### [Description of the task]
A faithful copy of all the entries is required, with no pictures in it.

### [Data to use]
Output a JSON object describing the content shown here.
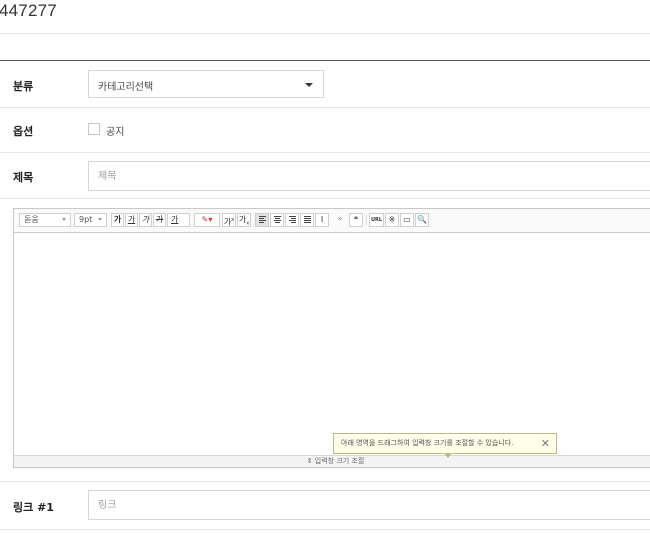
{
  "page": {
    "title": "447277"
  },
  "form": {
    "category": {
      "label": "분류",
      "value": "카테고리선택"
    },
    "options": {
      "label": "옵션",
      "notice_label": "공지"
    },
    "subject": {
      "label": "제목",
      "placeholder": "제목"
    },
    "link1": {
      "label": "링크 #1",
      "placeholder": "링크"
    }
  },
  "editor": {
    "toolbar": {
      "font_family": "돋움",
      "font_size": "9pt",
      "bold": "가",
      "underline": "가",
      "italic": "가",
      "strike": "가",
      "text_color": "가",
      "superscript": "가",
      "subscript": "가",
      "more": "»",
      "quote": "❝",
      "url": "URL",
      "special_char": "※",
      "table": "▭",
      "find": "🔍"
    },
    "tooltip": {
      "text": "아래 영역을 드래그하여 입력창 크기를 조절할 수 있습니다.",
      "close": "✕"
    },
    "resize_label": "⇕ 입력창 크기 조절"
  }
}
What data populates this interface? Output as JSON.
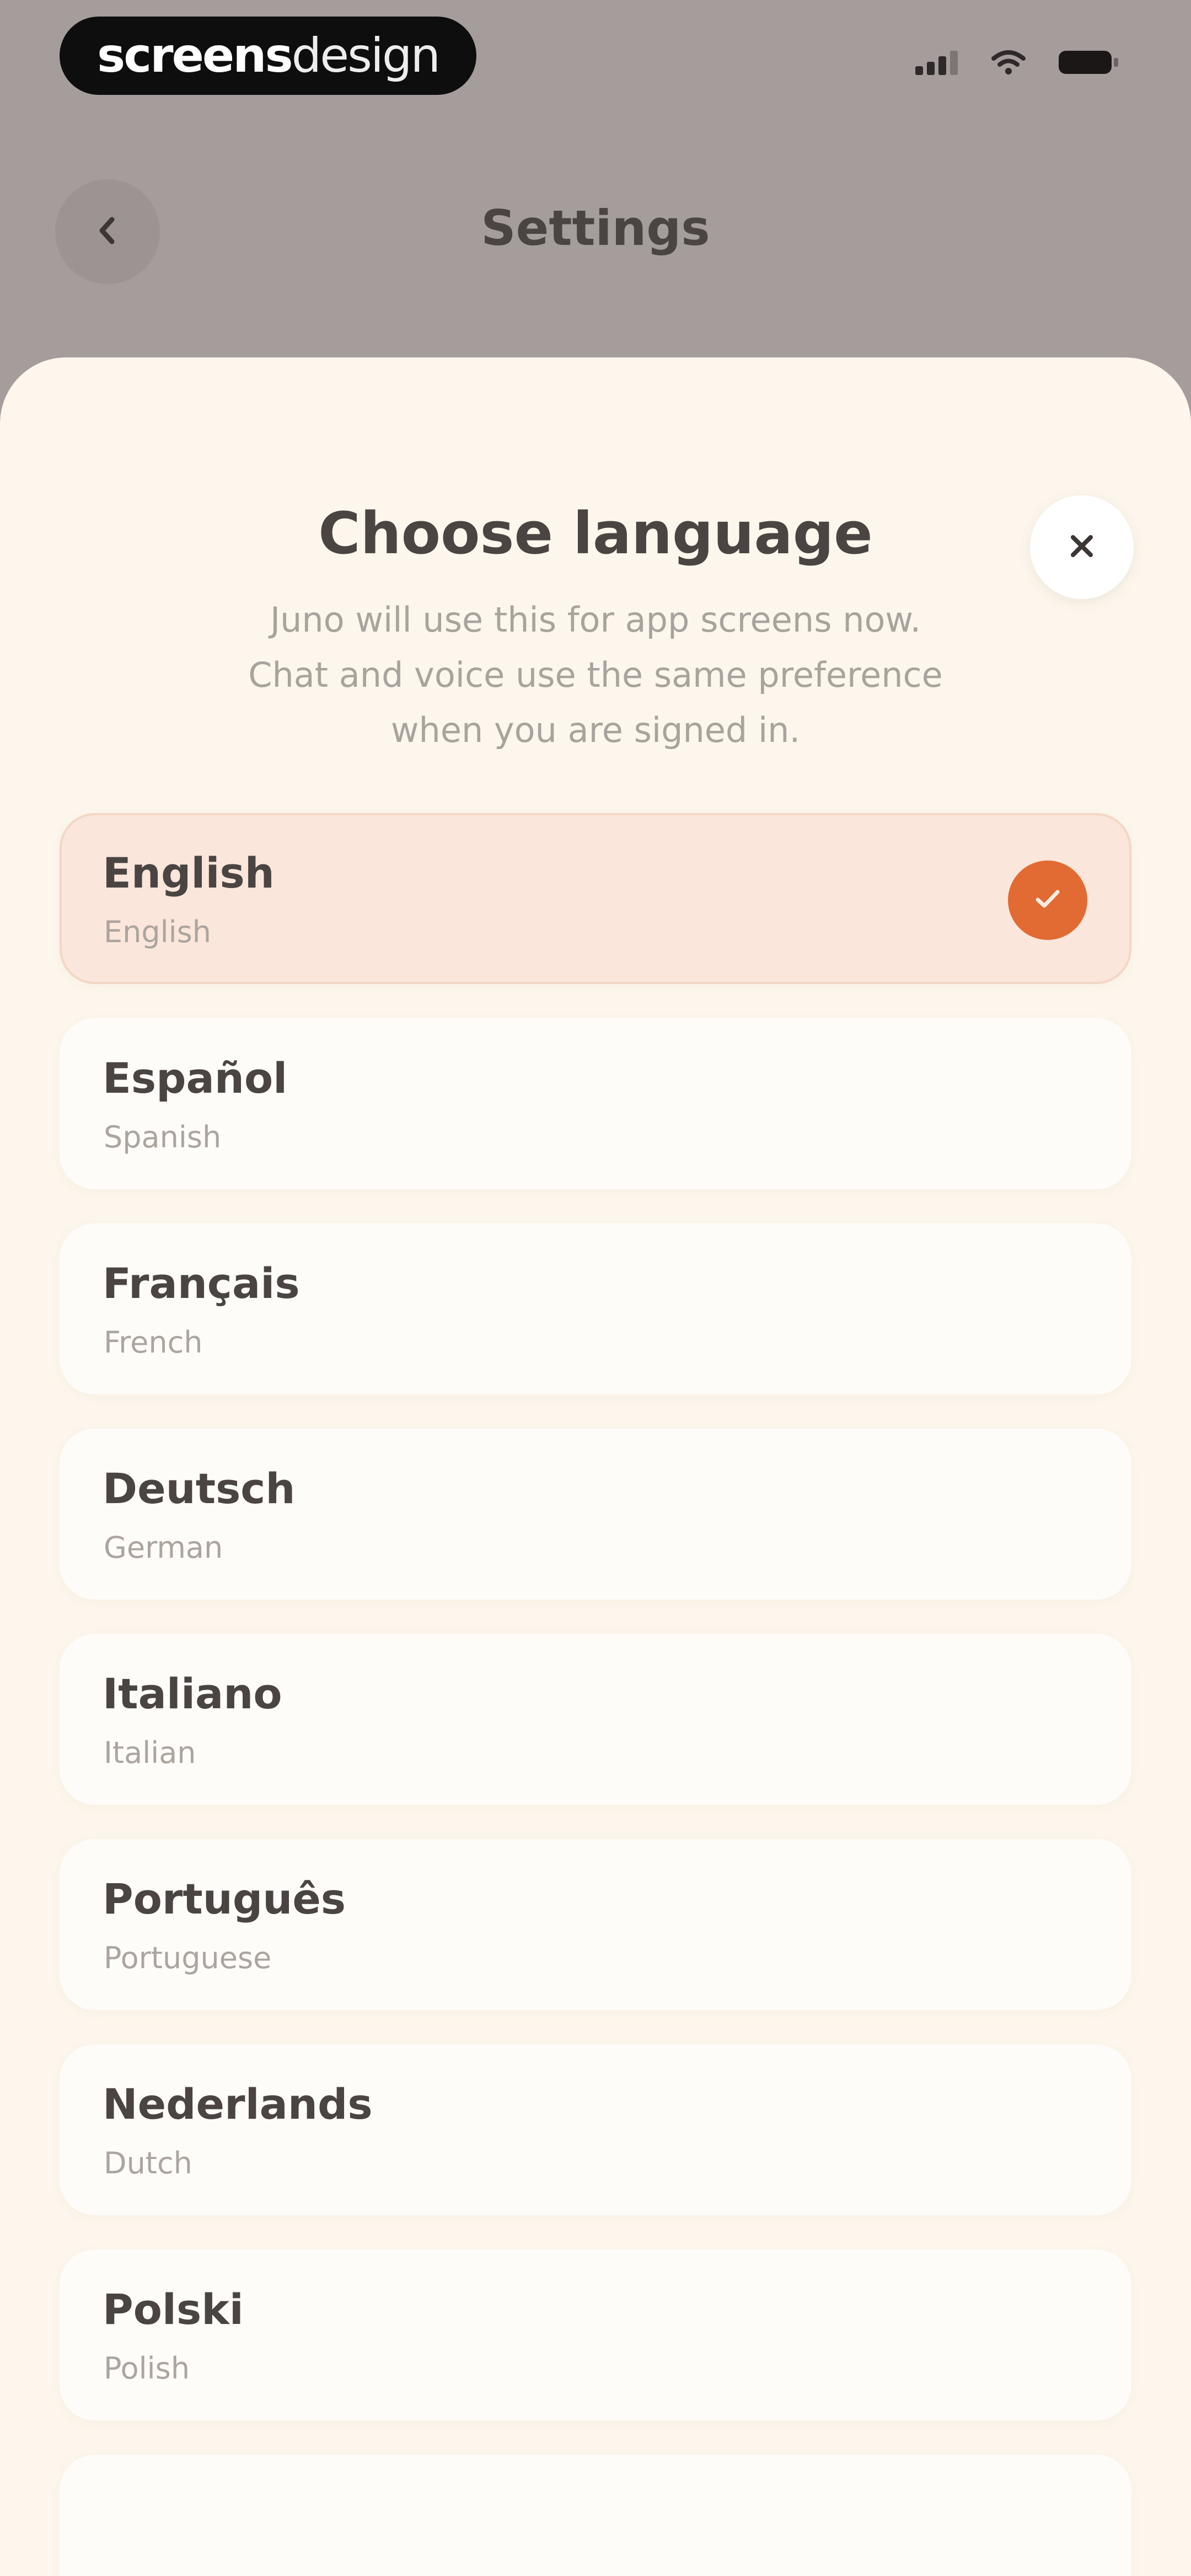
{
  "brand": {
    "part1": "screens",
    "part2": "design"
  },
  "status_bar": {
    "icons": [
      "signal-icon",
      "wifi-icon",
      "battery-icon"
    ]
  },
  "header": {
    "title": "Settings",
    "back_icon": "chevron-left-icon"
  },
  "sheet": {
    "title": "Choose language",
    "subtitle_lines": [
      "Juno will use this for app screens now.",
      "Chat and voice use the same preference",
      "when you are signed in."
    ],
    "close_icon": "close-icon"
  },
  "languages": [
    {
      "name": "English",
      "english_name": "English",
      "selected": true
    },
    {
      "name": "Español",
      "english_name": "Spanish",
      "selected": false
    },
    {
      "name": "Français",
      "english_name": "French",
      "selected": false
    },
    {
      "name": "Deutsch",
      "english_name": "German",
      "selected": false
    },
    {
      "name": "Italiano",
      "english_name": "Italian",
      "selected": false
    },
    {
      "name": "Português",
      "english_name": "Portuguese",
      "selected": false
    },
    {
      "name": "Nederlands",
      "english_name": "Dutch",
      "selected": false
    },
    {
      "name": "Polski",
      "english_name": "Polish",
      "selected": false
    },
    {
      "name": "",
      "english_name": "",
      "selected": false
    }
  ],
  "colors": {
    "backdrop": "#a59d9c",
    "sheet_background": "#fcf6ec",
    "accent": "#e26a33",
    "selected_row": "#fbe6dc",
    "text_primary": "#4a4442",
    "text_secondary": "#aca59f"
  }
}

### [Solution below]
Output a JSON object describing the content shown here.
{
  "page": {
    "title": "447277"
  },
  "form": {
    "category": {
      "label": "분류",
      "value": "카테고리선택"
    },
    "options": {
      "label": "옵션",
      "notice_label": "공지"
    },
    "subject": {
      "label": "제목",
      "placeholder": "제목"
    },
    "link1": {
      "label": "링크 #1",
      "placeholder": "링크"
    }
  },
  "editor": {
    "toolbar": {
      "font_family": "돋움",
      "font_size": "9pt",
      "bold": "가",
      "underline": "가",
      "italic": "가",
      "strike": "가",
      "text_color": "가",
      "superscript": "가",
      "subscript": "가",
      "more": "»",
      "quote": "❝",
      "url": "URL",
      "special_char": "※",
      "table": "▭",
      "find": "🔍"
    },
    "tooltip": {
      "text": "아래 영역을 드래그하여 입력창 크기를 조절할 수 있습니다.",
      "close": "✕"
    },
    "resize_label": "⇕ 입력창 크기 조절"
  }
}
What data populates this interface? Output as JSON.
{
  "brand": {
    "part1": "screens",
    "part2": "design"
  },
  "status_bar": {
    "icons": [
      "signal-icon",
      "wifi-icon",
      "battery-icon"
    ]
  },
  "header": {
    "title": "Settings",
    "back_icon": "chevron-left-icon"
  },
  "sheet": {
    "title": "Choose language",
    "subtitle_lines": [
      "Juno will use this for app screens now.",
      "Chat and voice use the same preference",
      "when you are signed in."
    ],
    "close_icon": "close-icon"
  },
  "languages": [
    {
      "name": "English",
      "english_name": "English",
      "selected": true
    },
    {
      "name": "Español",
      "english_name": "Spanish",
      "selected": false
    },
    {
      "name": "Français",
      "english_name": "French",
      "selected": false
    },
    {
      "name": "Deutsch",
      "english_name": "German",
      "selected": false
    },
    {
      "name": "Italiano",
      "english_name": "Italian",
      "selected": false
    },
    {
      "name": "Português",
      "english_name": "Portuguese",
      "selected": false
    },
    {
      "name": "Nederlands",
      "english_name": "Dutch",
      "selected": false
    },
    {
      "name": "Polski",
      "english_name": "Polish",
      "selected": false
    },
    {
      "name": "",
      "english_name": "",
      "selected": false
    }
  ],
  "colors": {
    "backdrop": "#a59d9c",
    "sheet_background": "#fcf6ec",
    "accent": "#e26a33",
    "selected_row": "#fbe6dc",
    "text_primary": "#4a4442",
    "text_secondary": "#aca59f"
  }
}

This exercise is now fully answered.